* WHAT YOU NEED TO DO *
Each record that follows must be printed exactly as given.

--- START ---

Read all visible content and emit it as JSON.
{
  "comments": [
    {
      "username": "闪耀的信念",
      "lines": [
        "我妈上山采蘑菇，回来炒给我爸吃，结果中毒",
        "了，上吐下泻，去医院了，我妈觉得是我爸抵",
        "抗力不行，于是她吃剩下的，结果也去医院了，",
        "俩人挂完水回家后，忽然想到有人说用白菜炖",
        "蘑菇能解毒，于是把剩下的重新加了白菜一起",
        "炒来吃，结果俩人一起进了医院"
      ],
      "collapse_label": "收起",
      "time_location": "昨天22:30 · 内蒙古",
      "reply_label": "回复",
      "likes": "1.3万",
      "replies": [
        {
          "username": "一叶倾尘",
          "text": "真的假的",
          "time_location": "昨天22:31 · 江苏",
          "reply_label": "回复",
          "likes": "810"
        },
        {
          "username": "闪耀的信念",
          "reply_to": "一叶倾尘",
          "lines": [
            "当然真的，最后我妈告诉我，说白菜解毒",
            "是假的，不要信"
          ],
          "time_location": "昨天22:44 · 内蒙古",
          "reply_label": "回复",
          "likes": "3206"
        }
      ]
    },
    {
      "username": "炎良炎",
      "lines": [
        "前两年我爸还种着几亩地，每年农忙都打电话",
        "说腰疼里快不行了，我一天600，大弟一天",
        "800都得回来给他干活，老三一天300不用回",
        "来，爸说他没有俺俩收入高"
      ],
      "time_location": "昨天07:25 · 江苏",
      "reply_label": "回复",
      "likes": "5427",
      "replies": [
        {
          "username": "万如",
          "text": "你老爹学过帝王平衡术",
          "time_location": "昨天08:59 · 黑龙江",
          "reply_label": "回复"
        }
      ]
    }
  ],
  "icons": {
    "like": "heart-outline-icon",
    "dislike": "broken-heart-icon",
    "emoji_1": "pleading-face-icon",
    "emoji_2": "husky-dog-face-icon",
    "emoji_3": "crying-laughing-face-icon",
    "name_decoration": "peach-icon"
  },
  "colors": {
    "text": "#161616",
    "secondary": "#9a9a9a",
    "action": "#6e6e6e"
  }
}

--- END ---

* EXERCISE RESPONSE *
Read all visible content and emit it as JSON.
{
  "comments": [
    {
      "username": "闪耀的信念",
      "lines": [
        "我妈上山采蘑菇，回来炒给我爸吃，结果中毒",
        "了，上吐下泻，去医院了，我妈觉得是我爸抵",
        "抗力不行，于是她吃剩下的，结果也去医院了，",
        "俩人挂完水回家后，忽然想到有人说用白菜炖",
        "蘑菇能解毒，于是把剩下的重新加了白菜一起",
        "炒来吃，结果俩人一起进了医院"
      ],
      "collapse_label": "收起",
      "time_location": "昨天22:30 · 内蒙古",
      "reply_label": "回复",
      "likes": "1.3万",
      "replies": [
        {
          "username": "一叶倾尘",
          "text": "真的假的",
          "time_location": "昨天22:31 · 江苏",
          "reply_label": "回复",
          "likes": "810"
        },
        {
          "username": "闪耀的信念",
          "reply_to": "一叶倾尘",
          "lines": [
            "当然真的，最后我妈告诉我，说白菜解毒",
            "是假的，不要信"
          ],
          "time_location": "昨天22:44 · 内蒙古",
          "reply_label": "回复",
          "likes": "3206"
        }
      ]
    },
    {
      "username": "炎良炎",
      "lines": [
        "前两年我爸还种着几亩地，每年农忙都打电话",
        "说腰疼里快不行了，我一天600，大弟一天",
        "800都得回来给他干活，老三一天300不用回",
        "来，爸说他没有俺俩收入高"
      ],
      "time_location": "昨天07:25 · 江苏",
      "reply_label": "回复",
      "likes": "5427",
      "replies": [
        {
          "username": "万如",
          "text": "你老爹学过帝王平衡术",
          "time_location": "昨天08:59 · 黑龙江",
          "reply_label": "回复"
        }
      ]
    }
  ],
  "icons": {
    "like": "heart-outline-icon",
    "dislike": "broken-heart-icon",
    "emoji_1": "pleading-face-icon",
    "emoji_2": "husky-dog-face-icon",
    "emoji_3": "crying-laughing-face-icon",
    "name_decoration": "peach-icon"
  },
  "colors": {
    "text": "#161616",
    "secondary": "#9a9a9a",
    "action": "#6e6e6e"
  }
}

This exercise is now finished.